Problem to solve:
The full listing below should be returned without a single change.

Top of Records shown

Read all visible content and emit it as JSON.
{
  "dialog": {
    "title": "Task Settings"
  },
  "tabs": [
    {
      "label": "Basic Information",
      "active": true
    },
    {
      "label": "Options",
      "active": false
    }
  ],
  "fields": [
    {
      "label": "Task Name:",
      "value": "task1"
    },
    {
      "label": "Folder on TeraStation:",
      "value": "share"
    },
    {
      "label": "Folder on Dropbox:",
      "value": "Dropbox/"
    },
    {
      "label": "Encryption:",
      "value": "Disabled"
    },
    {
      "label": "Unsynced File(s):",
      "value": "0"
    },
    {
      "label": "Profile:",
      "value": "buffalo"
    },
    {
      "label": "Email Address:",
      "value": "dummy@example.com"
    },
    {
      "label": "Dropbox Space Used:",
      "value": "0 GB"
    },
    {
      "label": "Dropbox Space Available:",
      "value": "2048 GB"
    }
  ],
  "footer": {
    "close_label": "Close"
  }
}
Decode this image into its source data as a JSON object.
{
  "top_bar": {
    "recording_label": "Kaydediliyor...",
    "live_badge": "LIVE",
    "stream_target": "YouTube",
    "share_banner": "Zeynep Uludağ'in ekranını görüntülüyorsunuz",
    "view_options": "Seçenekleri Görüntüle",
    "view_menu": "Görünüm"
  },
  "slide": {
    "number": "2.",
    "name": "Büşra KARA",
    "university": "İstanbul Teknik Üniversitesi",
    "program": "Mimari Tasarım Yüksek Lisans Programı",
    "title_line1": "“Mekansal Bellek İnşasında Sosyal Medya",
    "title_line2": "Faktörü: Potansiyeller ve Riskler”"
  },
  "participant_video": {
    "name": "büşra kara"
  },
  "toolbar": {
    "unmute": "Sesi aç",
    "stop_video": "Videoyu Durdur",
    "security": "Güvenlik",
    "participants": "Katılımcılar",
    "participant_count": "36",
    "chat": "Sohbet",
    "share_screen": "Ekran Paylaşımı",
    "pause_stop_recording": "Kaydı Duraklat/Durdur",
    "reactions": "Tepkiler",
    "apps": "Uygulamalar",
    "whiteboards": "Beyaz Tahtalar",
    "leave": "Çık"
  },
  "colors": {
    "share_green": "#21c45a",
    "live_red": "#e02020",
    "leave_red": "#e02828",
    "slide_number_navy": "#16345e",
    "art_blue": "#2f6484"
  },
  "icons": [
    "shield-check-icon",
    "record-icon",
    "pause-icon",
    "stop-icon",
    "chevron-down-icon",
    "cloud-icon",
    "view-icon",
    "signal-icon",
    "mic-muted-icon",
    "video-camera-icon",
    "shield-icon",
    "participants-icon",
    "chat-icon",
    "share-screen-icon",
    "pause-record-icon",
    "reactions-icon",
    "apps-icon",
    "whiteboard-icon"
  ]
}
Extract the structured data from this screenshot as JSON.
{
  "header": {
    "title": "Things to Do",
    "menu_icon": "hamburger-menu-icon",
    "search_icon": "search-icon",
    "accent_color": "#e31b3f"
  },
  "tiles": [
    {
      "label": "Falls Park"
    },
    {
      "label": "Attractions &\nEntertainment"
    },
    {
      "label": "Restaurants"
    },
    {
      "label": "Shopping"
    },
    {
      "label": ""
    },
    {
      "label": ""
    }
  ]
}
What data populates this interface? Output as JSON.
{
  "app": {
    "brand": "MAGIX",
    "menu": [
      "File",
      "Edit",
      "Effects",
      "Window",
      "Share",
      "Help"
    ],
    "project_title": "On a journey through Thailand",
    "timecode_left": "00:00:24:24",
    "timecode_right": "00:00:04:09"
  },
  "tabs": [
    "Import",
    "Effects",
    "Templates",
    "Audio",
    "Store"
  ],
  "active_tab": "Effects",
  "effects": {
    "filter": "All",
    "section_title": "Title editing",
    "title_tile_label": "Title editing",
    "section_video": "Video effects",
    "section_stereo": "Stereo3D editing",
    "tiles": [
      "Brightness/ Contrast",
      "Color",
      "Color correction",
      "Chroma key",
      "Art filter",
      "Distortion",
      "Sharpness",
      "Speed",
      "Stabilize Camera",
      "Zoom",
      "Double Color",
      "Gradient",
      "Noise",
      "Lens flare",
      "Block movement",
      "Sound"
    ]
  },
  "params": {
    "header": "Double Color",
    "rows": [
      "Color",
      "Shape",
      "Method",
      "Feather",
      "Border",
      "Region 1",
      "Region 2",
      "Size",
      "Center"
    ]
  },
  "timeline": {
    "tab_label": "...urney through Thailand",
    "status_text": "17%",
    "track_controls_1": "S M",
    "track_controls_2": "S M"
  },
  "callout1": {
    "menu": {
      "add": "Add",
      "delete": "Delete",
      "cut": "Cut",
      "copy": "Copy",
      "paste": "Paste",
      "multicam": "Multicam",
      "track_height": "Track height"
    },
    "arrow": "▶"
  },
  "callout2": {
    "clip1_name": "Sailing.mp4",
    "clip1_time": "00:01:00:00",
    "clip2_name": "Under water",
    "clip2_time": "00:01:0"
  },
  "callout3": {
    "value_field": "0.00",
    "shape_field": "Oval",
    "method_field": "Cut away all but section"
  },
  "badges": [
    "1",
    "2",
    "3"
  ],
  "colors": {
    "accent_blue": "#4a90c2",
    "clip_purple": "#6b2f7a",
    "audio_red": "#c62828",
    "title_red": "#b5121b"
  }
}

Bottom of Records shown

Output of the exercise:
Read all visible content and emit it as JSON.
{
  "dialog": {
    "title": "Task Settings"
  },
  "tabs": [
    {
      "label": "Basic Information",
      "active": true
    },
    {
      "label": "Options",
      "active": false
    }
  ],
  "fields": [
    {
      "label": "Task Name:",
      "value": "task1"
    },
    {
      "label": "Folder on TeraStation:",
      "value": "share"
    },
    {
      "label": "Folder on Dropbox:",
      "value": "Dropbox/"
    },
    {
      "label": "Encryption:",
      "value": "Disabled"
    },
    {
      "label": "Unsynced File(s):",
      "value": "0"
    },
    {
      "label": "Profile:",
      "value": "buffalo"
    },
    {
      "label": "Email Address:",
      "value": "dummy@example.com"
    },
    {
      "label": "Dropbox Space Used:",
      "value": "0 GB"
    },
    {
      "label": "Dropbox Space Available:",
      "value": "2048 GB"
    }
  ],
  "footer": {
    "close_label": "Close"
  }
}
Decode this image into its source data as a JSON object.
{
  "top_bar": {
    "recording_label": "Kaydediliyor...",
    "live_badge": "LIVE",
    "stream_target": "YouTube",
    "share_banner": "Zeynep Uludağ'in ekranını görüntülüyorsunuz",
    "view_options": "Seçenekleri Görüntüle",
    "view_menu": "Görünüm"
  },
  "slide": {
    "number": "2.",
    "name": "Büşra KARA",
    "university": "İstanbul Teknik Üniversitesi",
    "program": "Mimari Tasarım Yüksek Lisans Programı",
    "title_line1": "“Mekansal Bellek İnşasında Sosyal Medya",
    "title_line2": "Faktörü: Potansiyeller ve Riskler”"
  },
  "participant_video": {
    "name": "büşra kara"
  },
  "toolbar": {
    "unmute": "Sesi aç",
    "stop_video": "Videoyu Durdur",
    "security": "Güvenlik",
    "participants": "Katılımcılar",
    "participant_count": "36",
    "chat": "Sohbet",
    "share_screen": "Ekran Paylaşımı",
    "pause_stop_recording": "Kaydı Duraklat/Durdur",
    "reactions": "Tepkiler",
    "apps": "Uygulamalar",
    "whiteboards": "Beyaz Tahtalar",
    "leave": "Çık"
  },
  "colors": {
    "share_green": "#21c45a",
    "live_red": "#e02020",
    "leave_red": "#e02828",
    "slide_number_navy": "#16345e",
    "art_blue": "#2f6484"
  },
  "icons": [
    "shield-check-icon",
    "record-icon",
    "pause-icon",
    "stop-icon",
    "chevron-down-icon",
    "cloud-icon",
    "view-icon",
    "signal-icon",
    "mic-muted-icon",
    "video-camera-icon",
    "shield-icon",
    "participants-icon",
    "chat-icon",
    "share-screen-icon",
    "pause-record-icon",
    "reactions-icon",
    "apps-icon",
    "whiteboard-icon"
  ]
}
Extract the structured data from this screenshot as JSON.
{
  "header": {
    "title": "Things to Do",
    "menu_icon": "hamburger-menu-icon",
    "search_icon": "search-icon",
    "accent_color": "#e31b3f"
  },
  "tiles": [
    {
      "label": "Falls Park"
    },
    {
      "label": "Attractions &\nEntertainment"
    },
    {
      "label": "Restaurants"
    },
    {
      "label": "Shopping"
    },
    {
      "label": ""
    },
    {
      "label": ""
    }
  ]
}
What data populates this interface? Output as JSON.
{
  "app": {
    "brand": "MAGIX",
    "menu": [
      "File",
      "Edit",
      "Effects",
      "Window",
      "Share",
      "Help"
    ],
    "project_title": "On a journey through Thailand",
    "timecode_left": "00:00:24:24",
    "timecode_right": "00:00:04:09"
  },
  "tabs": [
    "Import",
    "Effects",
    "Templates",
    "Audio",
    "Store"
  ],
  "active_tab": "Effects",
  "effects": {
    "filter": "All",
    "section_title": "Title editing",
    "title_tile_label": "Title editing",
    "section_video": "Video effects",
    "section_stereo": "Stereo3D editing",
    "tiles": [
      "Brightness/ Contrast",
      "Color",
      "Color correction",
      "Chroma key",
      "Art filter",
      "Distortion",
      "Sharpness",
      "Speed",
      "Stabilize Camera",
      "Zoom",
      "Double Color",
      "Gradient",
      "Noise",
      "Lens flare",
      "Block movement",
      "Sound"
    ]
  },
  "params": {
    "header": "Double Color",
    "rows": [
      "Color",
      "Shape",
      "Method",
      "Feather",
      "Border",
      "Region 1",
      "Region 2",
      "Size",
      "Center"
    ]
  },
  "timeline": {
    "tab_label": "...urney through Thailand",
    "status_text": "17%",
    "track_controls_1": "S M",
    "track_controls_2": "S M"
  },
  "callout1": {
    "menu": {
      "add": "Add",
      "delete": "Delete",
      "cut": "Cut",
      "copy": "Copy",
      "paste": "Paste",
      "multicam": "Multicam",
      "track_height": "Track height"
    },
    "arrow": "▶"
  },
  "callout2": {
    "clip1_name": "Sailing.mp4",
    "clip1_time": "00:01:00:00",
    "clip2_name": "Under water",
    "clip2_time": "00:01:0"
  },
  "callout3": {
    "value_field": "0.00",
    "shape_field": "Oval",
    "method_field": "Cut away all but section"
  },
  "badges": [
    "1",
    "2",
    "3"
  ],
  "colors": {
    "accent_blue": "#4a90c2",
    "clip_purple": "#6b2f7a",
    "audio_red": "#c62828",
    "title_red": "#b5121b"
  }
}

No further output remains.